Based on a concept of human rights commitment that includes both a cognitive (rejection of human rights
restrictions) and an affective component (concern for the victims of human rights violations), the present paper uses Latent-
Class Analysis in order to differentiate different forms of consistent and inconsistent human rights orientations, and relates them
to participants’ assessments of the Israeli-Palestinian conflict.
The results of the study indicate that a consistent human rights commitment promotes pacifism, reduces moral disengagement

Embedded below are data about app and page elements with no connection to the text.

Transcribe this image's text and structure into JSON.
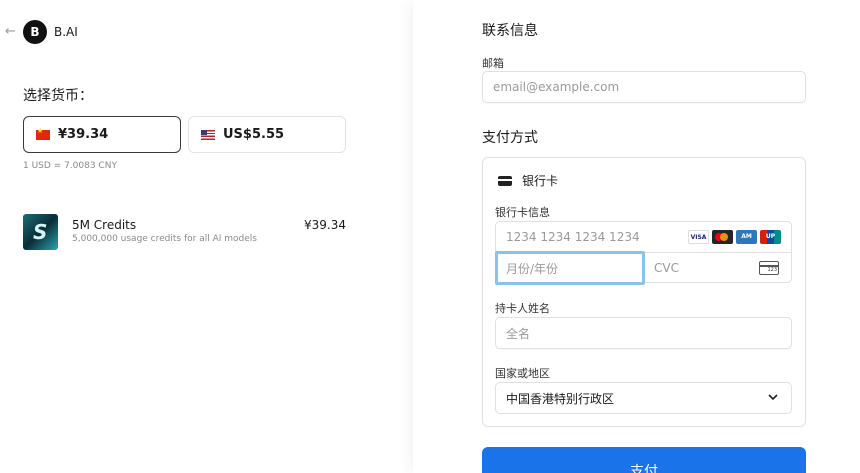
{
  "header": {
    "back_glyph": "←",
    "logo_glyph": "B",
    "brand": "B.AI"
  },
  "currency": {
    "label": "选择货币：",
    "options": [
      {
        "flag": "cn-flag",
        "label": "¥39.34",
        "selected": true
      },
      {
        "flag": "us-flag",
        "label": "US$5.55",
        "selected": false
      }
    ],
    "rate": "1 USD = 7.0083 CNY"
  },
  "product": {
    "name": "5M Credits",
    "description": "5,000,000 usage credits for all AI models",
    "price": "¥39.34"
  },
  "contact": {
    "title": "联系信息",
    "email_label": "邮箱",
    "email_placeholder": "email@example.com"
  },
  "payment": {
    "title": "支付方式",
    "method": "银行卡",
    "card_info_label": "银行卡信息",
    "card_number_placeholder": "1234 1234 1234 1234",
    "brands": [
      "VISA",
      "",
      "AM",
      "UP"
    ],
    "expiry_placeholder": "月份/年份",
    "cvc_placeholder": "CVC",
    "cvc_icon_text": "123",
    "name_label": "持卡人姓名",
    "name_placeholder": "全名",
    "country_label": "国家或地区",
    "country_value": "中国香港特别行政区",
    "pay_button": "支付"
  },
  "colors": {
    "accent": "#1a73e8",
    "focus": "#8cc2e8"
  }
}
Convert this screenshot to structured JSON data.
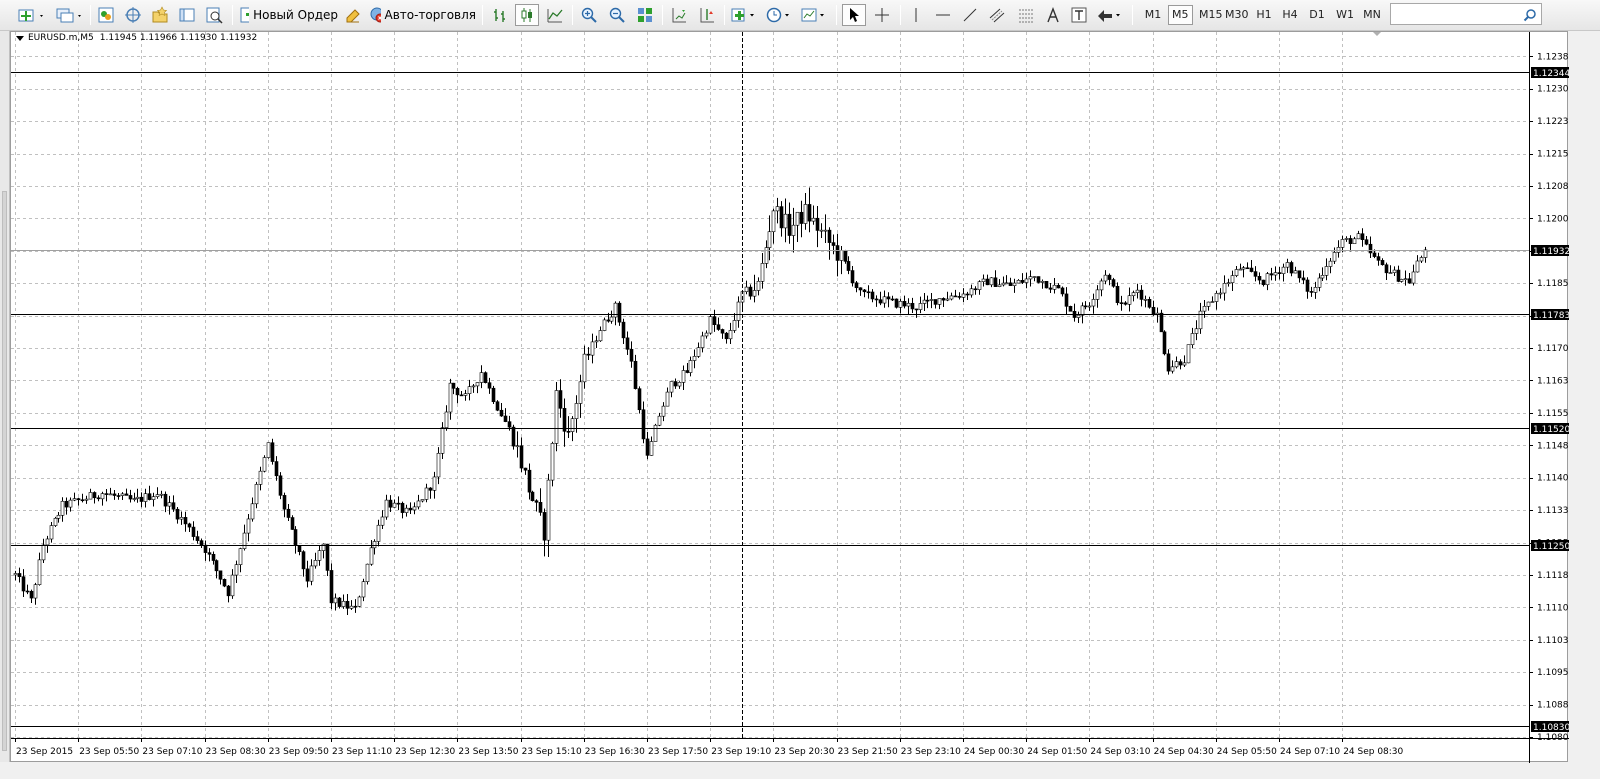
{
  "toolbar": {
    "new_order_label": "Новый Ордер",
    "autotrade_label": "Авто-торговля",
    "timeframes": [
      "M1",
      "M5",
      "M15",
      "M30",
      "H1",
      "H4",
      "D1",
      "W1",
      "MN"
    ],
    "active_timeframe": "M5",
    "search_value": "",
    "icons": [
      "new-chart-icon",
      "profiles-icon",
      "market-watch-icon",
      "navigator-icon",
      "data-window-icon",
      "terminal-icon",
      "strategy-tester-icon",
      "new-order-icon",
      "meta-editor-icon",
      "auto-trading-icon",
      "bar-chart-icon",
      "candlestick-icon",
      "line-chart-icon",
      "zoom-in-icon",
      "zoom-out-icon",
      "tile-windows-icon",
      "chart-shift-icon",
      "autoscroll-icon",
      "indicators-icon",
      "periods-icon",
      "templates-icon",
      "cursor-icon",
      "crosshair-icon",
      "vertical-line-icon",
      "horizontal-line-icon",
      "trendline-icon",
      "equidistant-channel-icon",
      "fibonacci-icon",
      "text-icon",
      "text-label-icon",
      "arrows-icon",
      "search-icon"
    ]
  },
  "chart": {
    "caption_symbol": "EURUSD.m,M5",
    "caption_ohlc": "1.11945 1.11966 1.11930 1.11932",
    "current_price": "1.11932",
    "current_price_value": 1.11932,
    "horizontal_lines": [
      {
        "value": 1.12344,
        "label": "1.12344"
      },
      {
        "value": 1.11783,
        "label": "1.11783"
      },
      {
        "value": 1.1152,
        "label": "1.11520"
      },
      {
        "value": 1.1125,
        "label": "1.11250"
      },
      {
        "value": 1.1083,
        "label": "1.10830"
      }
    ],
    "crosshair_time_index": 184,
    "colors": {
      "candle": "#000000",
      "grid": "#c0c0c0",
      "line": "#000000",
      "current_line": "#a0a0a0"
    }
  },
  "chart_data": {
    "type": "candlestick",
    "title": "EURUSD.m,M5",
    "ylim": [
      1.10805,
      1.1242
    ],
    "y_ticks": [
      "1.12380",
      "1.12305",
      "1.12230",
      "1.12155",
      "1.12080",
      "1.12005",
      "1.11930",
      "1.11855",
      "1.11780",
      "1.11705",
      "1.11630",
      "1.11555",
      "1.11480",
      "1.11405",
      "1.11330",
      "1.11255",
      "1.11180",
      "1.11105",
      "1.11030",
      "1.10955",
      "1.10880",
      "1.10805"
    ],
    "x_ticks": [
      "23 Sep 2015",
      "23 Sep 05:50",
      "23 Sep 07:10",
      "23 Sep 08:30",
      "23 Sep 09:50",
      "23 Sep 11:10",
      "23 Sep 12:30",
      "23 Sep 13:50",
      "23 Sep 15:10",
      "23 Sep 16:30",
      "23 Sep 17:50",
      "23 Sep 19:10",
      "23 Sep 20:30",
      "23 Sep 21:50",
      "23 Sep 23:10",
      "24 Sep 00:30",
      "24 Sep 01:50",
      "24 Sep 03:10",
      "24 Sep 04:30",
      "24 Sep 05:50",
      "24 Sep 07:10",
      "24 Sep 08:30"
    ],
    "x_tick_bar_index": [
      0,
      16,
      32,
      48,
      64,
      80,
      96,
      112,
      128,
      144,
      160,
      176,
      192,
      208,
      224,
      240,
      256,
      272,
      288,
      304,
      320,
      336
    ],
    "anchors": [
      [
        0,
        1.1118
      ],
      [
        4,
        1.1112
      ],
      [
        7,
        1.1125
      ],
      [
        12,
        1.1134
      ],
      [
        22,
        1.1137
      ],
      [
        30,
        1.1135
      ],
      [
        36,
        1.1137
      ],
      [
        42,
        1.1131
      ],
      [
        48,
        1.1124
      ],
      [
        54,
        1.1114
      ],
      [
        60,
        1.1135
      ],
      [
        64,
        1.1148
      ],
      [
        68,
        1.1133
      ],
      [
        74,
        1.1117
      ],
      [
        78,
        1.1125
      ],
      [
        80,
        1.1112
      ],
      [
        86,
        1.111
      ],
      [
        90,
        1.1124
      ],
      [
        94,
        1.1135
      ],
      [
        100,
        1.1132
      ],
      [
        106,
        1.114
      ],
      [
        110,
        1.1162
      ],
      [
        114,
        1.1159
      ],
      [
        118,
        1.1165
      ],
      [
        122,
        1.1157
      ],
      [
        126,
        1.115
      ],
      [
        130,
        1.1138
      ],
      [
        134,
        1.1128
      ],
      [
        137,
        1.116
      ],
      [
        140,
        1.115
      ],
      [
        144,
        1.1167
      ],
      [
        148,
        1.1175
      ],
      [
        152,
        1.118
      ],
      [
        156,
        1.1167
      ],
      [
        160,
        1.1145
      ],
      [
        163,
        1.1155
      ],
      [
        166,
        1.1162
      ],
      [
        170,
        1.1165
      ],
      [
        176,
        1.1177
      ],
      [
        180,
        1.1172
      ],
      [
        184,
        1.1183
      ],
      [
        188,
        1.1185
      ],
      [
        192,
        1.1203
      ],
      [
        196,
        1.1198
      ],
      [
        200,
        1.1202
      ],
      [
        205,
        1.1196
      ],
      [
        210,
        1.119
      ],
      [
        214,
        1.1183
      ],
      [
        218,
        1.1182
      ],
      [
        222,
        1.1181
      ],
      [
        228,
        1.118
      ],
      [
        234,
        1.1182
      ],
      [
        240,
        1.1183
      ],
      [
        246,
        1.1186
      ],
      [
        252,
        1.1185
      ],
      [
        258,
        1.1187
      ],
      [
        264,
        1.1184
      ],
      [
        268,
        1.1178
      ],
      [
        272,
        1.1181
      ],
      [
        276,
        1.1188
      ],
      [
        280,
        1.118
      ],
      [
        284,
        1.1184
      ],
      [
        289,
        1.1178
      ],
      [
        292,
        1.1166
      ],
      [
        296,
        1.1168
      ],
      [
        300,
        1.1178
      ],
      [
        304,
        1.1183
      ],
      [
        310,
        1.1189
      ],
      [
        316,
        1.1186
      ],
      [
        322,
        1.119
      ],
      [
        328,
        1.1183
      ],
      [
        332,
        1.119
      ],
      [
        336,
        1.1195
      ],
      [
        340,
        1.1196
      ],
      [
        345,
        1.119
      ],
      [
        350,
        1.1187
      ],
      [
        353,
        1.1186
      ],
      [
        355,
        1.119
      ],
      [
        357,
        1.1193
      ]
    ],
    "bar_count": 358
  }
}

and counteracts anti-Palestinian as well as anti-Zionist and anti-Semitic attitudes. At the same time, however, it exerts pressure
to take a position on the Israeli-Palestinian conflict, it supports partisanship for the Palestinians, and it strengthens the tendency
to dramatize foreign affairs and to call for action against Israeli policy. Nonetheless, it reduces the tendency to a one-sided
attribution of guilt to Israel and decreases anti-Israeli attitudes that are directed against Jews in general and/or
restrict the rights of the Jews.